▸ Data to examine
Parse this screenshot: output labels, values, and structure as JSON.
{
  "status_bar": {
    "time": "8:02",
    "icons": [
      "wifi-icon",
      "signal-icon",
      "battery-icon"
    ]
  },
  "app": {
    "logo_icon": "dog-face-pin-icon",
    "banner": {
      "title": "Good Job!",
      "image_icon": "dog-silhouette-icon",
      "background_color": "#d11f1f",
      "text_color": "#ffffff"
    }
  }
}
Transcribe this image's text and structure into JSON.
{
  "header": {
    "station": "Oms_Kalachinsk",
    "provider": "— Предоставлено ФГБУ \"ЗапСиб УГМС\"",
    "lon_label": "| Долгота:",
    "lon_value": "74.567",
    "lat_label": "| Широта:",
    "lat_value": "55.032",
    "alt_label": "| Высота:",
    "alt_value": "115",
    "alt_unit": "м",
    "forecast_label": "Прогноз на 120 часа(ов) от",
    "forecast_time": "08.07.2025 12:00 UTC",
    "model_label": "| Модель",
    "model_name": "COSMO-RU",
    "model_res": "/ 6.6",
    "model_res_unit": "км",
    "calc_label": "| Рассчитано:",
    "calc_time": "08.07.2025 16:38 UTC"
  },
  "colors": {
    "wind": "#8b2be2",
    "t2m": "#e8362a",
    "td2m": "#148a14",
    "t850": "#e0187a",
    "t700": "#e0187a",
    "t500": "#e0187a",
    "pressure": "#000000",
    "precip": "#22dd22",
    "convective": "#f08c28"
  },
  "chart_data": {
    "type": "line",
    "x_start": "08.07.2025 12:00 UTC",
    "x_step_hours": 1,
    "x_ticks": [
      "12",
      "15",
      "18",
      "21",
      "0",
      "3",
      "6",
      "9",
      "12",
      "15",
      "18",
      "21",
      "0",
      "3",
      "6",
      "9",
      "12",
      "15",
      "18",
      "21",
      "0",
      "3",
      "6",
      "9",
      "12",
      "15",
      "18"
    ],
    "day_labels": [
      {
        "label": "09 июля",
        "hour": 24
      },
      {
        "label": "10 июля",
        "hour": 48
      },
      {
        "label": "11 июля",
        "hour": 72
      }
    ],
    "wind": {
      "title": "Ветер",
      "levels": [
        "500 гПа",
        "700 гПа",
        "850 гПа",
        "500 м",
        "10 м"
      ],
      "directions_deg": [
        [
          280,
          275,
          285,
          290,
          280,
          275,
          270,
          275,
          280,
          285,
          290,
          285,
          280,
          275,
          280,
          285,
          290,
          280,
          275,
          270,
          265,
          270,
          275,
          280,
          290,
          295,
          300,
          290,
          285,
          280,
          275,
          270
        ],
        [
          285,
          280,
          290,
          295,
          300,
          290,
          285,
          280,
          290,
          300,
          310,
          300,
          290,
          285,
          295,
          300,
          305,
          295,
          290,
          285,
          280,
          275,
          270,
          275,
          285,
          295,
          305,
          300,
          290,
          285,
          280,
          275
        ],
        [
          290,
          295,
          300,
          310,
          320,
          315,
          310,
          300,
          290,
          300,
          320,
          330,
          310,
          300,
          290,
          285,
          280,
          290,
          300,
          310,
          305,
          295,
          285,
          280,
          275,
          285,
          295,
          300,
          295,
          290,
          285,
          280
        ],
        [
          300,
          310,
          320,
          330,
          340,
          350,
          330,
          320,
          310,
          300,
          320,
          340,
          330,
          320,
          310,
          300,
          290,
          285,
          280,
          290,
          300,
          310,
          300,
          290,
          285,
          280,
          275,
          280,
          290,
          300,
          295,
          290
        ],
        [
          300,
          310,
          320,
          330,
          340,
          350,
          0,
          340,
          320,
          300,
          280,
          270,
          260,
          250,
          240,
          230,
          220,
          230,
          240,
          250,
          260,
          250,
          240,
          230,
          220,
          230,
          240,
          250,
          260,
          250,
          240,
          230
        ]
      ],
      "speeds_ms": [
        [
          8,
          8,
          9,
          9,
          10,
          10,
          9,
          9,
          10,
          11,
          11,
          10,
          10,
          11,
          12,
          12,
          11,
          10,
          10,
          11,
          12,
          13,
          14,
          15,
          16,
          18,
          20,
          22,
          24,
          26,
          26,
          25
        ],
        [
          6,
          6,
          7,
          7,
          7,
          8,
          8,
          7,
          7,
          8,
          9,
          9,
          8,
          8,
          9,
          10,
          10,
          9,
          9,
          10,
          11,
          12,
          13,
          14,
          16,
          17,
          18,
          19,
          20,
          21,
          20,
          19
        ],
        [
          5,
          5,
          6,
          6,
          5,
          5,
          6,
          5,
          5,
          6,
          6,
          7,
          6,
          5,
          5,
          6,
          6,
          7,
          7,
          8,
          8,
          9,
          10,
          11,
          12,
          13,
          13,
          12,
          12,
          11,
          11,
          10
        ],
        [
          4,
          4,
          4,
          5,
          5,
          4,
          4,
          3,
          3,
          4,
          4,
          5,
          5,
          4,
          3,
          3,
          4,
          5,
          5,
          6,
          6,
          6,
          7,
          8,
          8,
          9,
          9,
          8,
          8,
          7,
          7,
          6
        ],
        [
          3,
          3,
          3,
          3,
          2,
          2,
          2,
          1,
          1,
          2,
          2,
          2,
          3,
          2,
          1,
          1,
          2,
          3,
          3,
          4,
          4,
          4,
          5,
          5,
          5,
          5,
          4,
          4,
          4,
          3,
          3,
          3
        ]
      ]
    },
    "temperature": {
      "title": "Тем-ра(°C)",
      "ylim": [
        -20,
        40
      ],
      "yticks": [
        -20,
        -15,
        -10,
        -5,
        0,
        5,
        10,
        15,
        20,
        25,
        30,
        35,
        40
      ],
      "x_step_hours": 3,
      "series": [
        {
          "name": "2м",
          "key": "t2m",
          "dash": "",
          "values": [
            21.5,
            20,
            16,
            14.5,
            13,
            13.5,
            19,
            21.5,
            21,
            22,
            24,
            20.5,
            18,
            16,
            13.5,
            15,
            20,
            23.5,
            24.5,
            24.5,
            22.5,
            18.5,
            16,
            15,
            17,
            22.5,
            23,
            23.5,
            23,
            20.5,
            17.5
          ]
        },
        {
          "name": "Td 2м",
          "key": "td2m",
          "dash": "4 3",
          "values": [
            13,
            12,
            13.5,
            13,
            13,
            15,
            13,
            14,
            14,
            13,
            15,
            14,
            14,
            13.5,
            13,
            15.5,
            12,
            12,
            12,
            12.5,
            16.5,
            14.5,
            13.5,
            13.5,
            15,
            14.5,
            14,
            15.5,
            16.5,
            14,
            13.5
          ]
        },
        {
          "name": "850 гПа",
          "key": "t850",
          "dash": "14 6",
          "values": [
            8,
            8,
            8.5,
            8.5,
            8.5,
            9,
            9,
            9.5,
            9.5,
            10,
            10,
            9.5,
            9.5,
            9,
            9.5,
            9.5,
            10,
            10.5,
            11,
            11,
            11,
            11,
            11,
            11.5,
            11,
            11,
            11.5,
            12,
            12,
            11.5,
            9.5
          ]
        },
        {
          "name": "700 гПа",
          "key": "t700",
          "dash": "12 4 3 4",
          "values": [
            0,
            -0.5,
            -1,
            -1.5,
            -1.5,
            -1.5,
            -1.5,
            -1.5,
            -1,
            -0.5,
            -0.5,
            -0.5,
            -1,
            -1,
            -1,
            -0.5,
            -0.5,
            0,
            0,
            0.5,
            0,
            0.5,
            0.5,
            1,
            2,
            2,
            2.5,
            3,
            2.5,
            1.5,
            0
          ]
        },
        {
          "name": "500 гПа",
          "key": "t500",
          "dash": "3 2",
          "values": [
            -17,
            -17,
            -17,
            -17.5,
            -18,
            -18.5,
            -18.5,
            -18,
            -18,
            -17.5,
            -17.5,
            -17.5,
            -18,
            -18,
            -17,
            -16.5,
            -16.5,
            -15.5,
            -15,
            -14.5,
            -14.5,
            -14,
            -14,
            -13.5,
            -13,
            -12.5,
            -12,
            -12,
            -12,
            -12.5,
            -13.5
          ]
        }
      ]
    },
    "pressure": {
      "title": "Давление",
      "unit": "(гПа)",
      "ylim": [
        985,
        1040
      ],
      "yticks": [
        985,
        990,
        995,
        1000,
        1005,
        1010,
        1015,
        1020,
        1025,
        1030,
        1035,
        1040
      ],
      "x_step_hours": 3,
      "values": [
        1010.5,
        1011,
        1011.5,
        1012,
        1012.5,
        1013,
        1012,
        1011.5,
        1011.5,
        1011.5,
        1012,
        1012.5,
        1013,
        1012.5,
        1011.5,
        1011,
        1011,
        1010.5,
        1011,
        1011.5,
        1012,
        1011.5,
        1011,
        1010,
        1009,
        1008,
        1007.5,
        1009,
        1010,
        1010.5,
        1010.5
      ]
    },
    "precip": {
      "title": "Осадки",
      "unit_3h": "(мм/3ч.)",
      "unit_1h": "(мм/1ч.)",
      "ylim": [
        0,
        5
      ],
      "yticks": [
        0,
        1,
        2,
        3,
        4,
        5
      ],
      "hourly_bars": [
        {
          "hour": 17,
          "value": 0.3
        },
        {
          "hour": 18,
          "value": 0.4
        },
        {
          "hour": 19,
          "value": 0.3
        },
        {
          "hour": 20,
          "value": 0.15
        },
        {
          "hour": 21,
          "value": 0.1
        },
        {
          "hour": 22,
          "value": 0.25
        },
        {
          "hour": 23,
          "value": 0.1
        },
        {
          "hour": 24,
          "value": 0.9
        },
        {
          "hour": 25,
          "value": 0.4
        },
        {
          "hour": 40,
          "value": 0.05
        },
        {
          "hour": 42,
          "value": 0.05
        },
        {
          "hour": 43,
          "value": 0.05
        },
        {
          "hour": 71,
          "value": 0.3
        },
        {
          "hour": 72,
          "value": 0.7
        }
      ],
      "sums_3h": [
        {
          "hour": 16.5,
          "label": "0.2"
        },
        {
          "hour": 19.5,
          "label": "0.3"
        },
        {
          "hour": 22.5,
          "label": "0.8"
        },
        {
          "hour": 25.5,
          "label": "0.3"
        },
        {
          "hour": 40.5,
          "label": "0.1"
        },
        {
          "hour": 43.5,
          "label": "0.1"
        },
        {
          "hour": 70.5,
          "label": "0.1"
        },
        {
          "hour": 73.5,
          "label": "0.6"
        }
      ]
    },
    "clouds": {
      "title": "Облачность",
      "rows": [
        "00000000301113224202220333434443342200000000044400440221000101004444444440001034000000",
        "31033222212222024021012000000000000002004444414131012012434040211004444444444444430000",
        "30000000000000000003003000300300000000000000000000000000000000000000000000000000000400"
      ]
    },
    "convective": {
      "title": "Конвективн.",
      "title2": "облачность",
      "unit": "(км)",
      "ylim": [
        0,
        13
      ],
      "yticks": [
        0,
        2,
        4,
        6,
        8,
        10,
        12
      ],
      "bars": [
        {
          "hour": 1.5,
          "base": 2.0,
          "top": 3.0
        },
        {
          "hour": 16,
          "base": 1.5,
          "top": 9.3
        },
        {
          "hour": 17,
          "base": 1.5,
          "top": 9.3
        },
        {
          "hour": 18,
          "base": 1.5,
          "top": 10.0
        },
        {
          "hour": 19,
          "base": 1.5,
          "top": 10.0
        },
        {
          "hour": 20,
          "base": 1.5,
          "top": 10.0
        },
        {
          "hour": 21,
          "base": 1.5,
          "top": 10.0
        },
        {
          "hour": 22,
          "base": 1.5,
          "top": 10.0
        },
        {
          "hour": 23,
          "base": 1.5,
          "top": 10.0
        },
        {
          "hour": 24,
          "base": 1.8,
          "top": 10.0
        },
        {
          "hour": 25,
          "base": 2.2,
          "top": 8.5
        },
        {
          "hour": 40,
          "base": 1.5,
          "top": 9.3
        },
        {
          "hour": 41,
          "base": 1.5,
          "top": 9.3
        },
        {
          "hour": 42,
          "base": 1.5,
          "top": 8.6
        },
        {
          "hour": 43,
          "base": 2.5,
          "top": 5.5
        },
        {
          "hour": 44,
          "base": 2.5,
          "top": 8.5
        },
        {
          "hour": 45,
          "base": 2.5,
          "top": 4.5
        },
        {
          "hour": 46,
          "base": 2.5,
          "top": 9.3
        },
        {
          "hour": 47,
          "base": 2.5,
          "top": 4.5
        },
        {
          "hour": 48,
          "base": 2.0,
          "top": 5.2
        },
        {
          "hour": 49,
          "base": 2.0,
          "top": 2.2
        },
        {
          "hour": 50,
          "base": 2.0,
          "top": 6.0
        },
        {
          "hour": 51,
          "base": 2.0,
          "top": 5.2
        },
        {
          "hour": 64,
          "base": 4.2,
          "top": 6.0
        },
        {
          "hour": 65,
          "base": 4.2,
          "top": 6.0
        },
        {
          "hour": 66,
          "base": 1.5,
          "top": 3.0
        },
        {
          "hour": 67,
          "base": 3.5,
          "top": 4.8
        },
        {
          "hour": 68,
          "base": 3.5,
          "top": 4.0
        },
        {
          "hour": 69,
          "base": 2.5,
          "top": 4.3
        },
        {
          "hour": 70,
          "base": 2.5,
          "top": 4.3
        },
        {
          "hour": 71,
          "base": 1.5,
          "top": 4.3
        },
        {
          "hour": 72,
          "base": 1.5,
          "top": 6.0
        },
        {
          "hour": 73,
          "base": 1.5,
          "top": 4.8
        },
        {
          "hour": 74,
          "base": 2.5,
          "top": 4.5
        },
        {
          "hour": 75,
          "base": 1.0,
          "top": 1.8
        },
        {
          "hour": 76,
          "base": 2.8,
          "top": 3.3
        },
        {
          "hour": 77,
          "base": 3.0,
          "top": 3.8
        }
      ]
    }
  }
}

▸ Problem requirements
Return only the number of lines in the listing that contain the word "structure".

▸ Worked solution
2